Food fraud is a global problem. The number of reported cases is increasing and food fraud costs non-fraudulent producers around $52 billion a year worldwide. Some example of food fraud include the Dutch horsemeat scandal in 2013, and the ‘gutter oil’ affair in China in 2014.
Reducing food fraud
Reducing food fraud and increasing food safety requires an international approach. The EU-China-Safe project will contribute by improving legislation and inspections, and stimulating information exchange between the two continents. “Through the use of modern technology, including a virtual laboratory, we can create a unique opportunity for demonstrating and sharing best practices,” says Professor Van Ruth of Wageningen University & Research and coordinator of the food authenticity sub-project. In addition, the detection of food fraud will be improved via innovative technologies, and result in a greater traceability of products and more transparency in the global food chain.
The food authenticity sub-project, led by Wageningen University & Research, consists of two segments. The first involves research into the causes of food fraud and the factors that play a role therein. The second focuses on developing new fraud detection methods and sharing them with participating organisations in the project. In both cases, the research zooms in on spices, processed meat, baby food, organic vegetables and wine.
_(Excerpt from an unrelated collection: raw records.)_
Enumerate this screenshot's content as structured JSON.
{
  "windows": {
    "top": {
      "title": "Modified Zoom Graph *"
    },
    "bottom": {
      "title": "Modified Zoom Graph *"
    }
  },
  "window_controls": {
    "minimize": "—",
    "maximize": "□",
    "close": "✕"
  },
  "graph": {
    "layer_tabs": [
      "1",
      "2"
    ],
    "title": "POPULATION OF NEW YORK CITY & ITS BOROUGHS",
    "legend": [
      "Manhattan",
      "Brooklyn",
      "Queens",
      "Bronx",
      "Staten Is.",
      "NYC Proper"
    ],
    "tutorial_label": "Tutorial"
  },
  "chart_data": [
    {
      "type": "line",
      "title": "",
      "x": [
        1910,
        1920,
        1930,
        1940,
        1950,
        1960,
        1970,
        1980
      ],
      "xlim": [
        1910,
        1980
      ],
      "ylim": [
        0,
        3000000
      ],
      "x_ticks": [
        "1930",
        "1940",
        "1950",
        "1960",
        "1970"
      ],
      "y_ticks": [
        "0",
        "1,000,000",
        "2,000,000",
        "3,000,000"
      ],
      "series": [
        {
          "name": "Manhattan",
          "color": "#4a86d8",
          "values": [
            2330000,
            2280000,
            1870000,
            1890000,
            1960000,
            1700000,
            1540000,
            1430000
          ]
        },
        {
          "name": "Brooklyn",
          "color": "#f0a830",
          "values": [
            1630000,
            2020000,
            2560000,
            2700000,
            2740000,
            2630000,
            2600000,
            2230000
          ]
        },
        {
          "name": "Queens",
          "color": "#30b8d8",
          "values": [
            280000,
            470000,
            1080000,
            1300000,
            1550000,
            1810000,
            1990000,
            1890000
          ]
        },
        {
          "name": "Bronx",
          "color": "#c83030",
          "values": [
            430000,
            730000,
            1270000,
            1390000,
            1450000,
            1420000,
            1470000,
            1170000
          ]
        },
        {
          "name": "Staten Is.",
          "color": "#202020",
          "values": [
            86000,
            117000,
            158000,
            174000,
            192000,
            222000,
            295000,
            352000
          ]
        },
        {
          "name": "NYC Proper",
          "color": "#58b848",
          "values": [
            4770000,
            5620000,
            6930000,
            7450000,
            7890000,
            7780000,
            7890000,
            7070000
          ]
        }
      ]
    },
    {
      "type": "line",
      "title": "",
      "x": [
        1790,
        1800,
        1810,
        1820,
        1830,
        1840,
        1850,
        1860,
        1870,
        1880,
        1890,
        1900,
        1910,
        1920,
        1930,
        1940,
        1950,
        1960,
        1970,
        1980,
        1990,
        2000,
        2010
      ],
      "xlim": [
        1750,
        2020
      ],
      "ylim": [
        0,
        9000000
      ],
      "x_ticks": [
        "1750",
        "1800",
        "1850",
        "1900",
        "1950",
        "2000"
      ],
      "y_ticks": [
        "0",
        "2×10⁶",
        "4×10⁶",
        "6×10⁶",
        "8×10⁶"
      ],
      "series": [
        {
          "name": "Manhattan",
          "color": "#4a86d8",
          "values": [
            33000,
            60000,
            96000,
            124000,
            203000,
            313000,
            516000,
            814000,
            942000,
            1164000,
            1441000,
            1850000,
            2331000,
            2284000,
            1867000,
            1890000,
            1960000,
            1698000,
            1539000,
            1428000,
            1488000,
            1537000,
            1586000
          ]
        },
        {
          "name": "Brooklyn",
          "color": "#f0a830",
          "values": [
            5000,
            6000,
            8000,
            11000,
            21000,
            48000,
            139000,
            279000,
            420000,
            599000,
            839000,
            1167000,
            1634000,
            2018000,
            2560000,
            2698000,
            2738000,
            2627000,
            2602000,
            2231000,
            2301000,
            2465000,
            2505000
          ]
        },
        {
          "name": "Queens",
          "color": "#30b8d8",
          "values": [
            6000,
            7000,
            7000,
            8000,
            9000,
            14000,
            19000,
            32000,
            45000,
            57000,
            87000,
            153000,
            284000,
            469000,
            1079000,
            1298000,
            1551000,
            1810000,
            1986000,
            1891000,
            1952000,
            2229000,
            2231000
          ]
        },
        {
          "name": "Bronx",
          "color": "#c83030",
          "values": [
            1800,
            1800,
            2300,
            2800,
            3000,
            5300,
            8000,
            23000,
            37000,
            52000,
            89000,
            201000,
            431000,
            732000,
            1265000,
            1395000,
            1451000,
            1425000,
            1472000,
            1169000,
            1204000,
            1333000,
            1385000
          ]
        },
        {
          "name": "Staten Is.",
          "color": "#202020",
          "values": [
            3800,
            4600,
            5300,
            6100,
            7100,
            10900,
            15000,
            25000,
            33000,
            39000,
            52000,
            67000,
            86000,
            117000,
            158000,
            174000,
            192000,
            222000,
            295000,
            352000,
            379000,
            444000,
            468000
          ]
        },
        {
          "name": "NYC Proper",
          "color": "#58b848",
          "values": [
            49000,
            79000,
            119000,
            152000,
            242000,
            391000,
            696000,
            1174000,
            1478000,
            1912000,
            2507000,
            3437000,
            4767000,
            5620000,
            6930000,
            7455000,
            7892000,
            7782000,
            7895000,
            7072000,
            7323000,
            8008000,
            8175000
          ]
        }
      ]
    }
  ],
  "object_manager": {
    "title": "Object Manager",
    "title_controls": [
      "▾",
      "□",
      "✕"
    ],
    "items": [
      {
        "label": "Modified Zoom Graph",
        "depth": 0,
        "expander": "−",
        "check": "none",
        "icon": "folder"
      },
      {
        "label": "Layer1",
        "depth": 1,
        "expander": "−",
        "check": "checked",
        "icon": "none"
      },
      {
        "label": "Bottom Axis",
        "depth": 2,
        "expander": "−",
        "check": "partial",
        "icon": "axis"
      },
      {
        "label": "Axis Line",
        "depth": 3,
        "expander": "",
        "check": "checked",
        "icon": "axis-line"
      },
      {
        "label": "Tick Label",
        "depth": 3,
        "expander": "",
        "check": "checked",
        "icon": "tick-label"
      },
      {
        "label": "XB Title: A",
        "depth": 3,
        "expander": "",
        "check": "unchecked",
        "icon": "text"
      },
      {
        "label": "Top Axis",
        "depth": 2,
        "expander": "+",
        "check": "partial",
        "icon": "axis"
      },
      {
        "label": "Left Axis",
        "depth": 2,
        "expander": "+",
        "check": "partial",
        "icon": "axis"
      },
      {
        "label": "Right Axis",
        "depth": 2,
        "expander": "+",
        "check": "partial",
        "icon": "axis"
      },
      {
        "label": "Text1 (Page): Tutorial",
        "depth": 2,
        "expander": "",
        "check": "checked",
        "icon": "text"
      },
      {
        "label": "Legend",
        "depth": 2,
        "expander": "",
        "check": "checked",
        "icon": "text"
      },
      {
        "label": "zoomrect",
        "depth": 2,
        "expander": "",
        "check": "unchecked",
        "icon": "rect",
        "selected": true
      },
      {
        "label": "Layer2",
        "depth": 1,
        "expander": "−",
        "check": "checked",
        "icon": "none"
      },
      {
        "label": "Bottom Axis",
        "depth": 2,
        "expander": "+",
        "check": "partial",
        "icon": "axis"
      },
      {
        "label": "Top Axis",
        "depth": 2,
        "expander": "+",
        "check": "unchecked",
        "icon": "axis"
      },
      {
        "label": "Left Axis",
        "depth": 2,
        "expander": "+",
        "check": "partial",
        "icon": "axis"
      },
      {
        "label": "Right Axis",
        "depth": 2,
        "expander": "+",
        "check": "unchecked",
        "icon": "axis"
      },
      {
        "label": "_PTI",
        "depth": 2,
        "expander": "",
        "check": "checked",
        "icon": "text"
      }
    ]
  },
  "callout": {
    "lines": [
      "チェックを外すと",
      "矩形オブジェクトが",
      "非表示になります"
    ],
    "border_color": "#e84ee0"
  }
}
The consortium, which comprises 33 partners from the food industry, research organisations and governments, is led in Europe by Queen’s University in Northern Ireland (Professor Elliot) and in China by the China National Centre for Food Safety Risk Assessment (Professor Wu).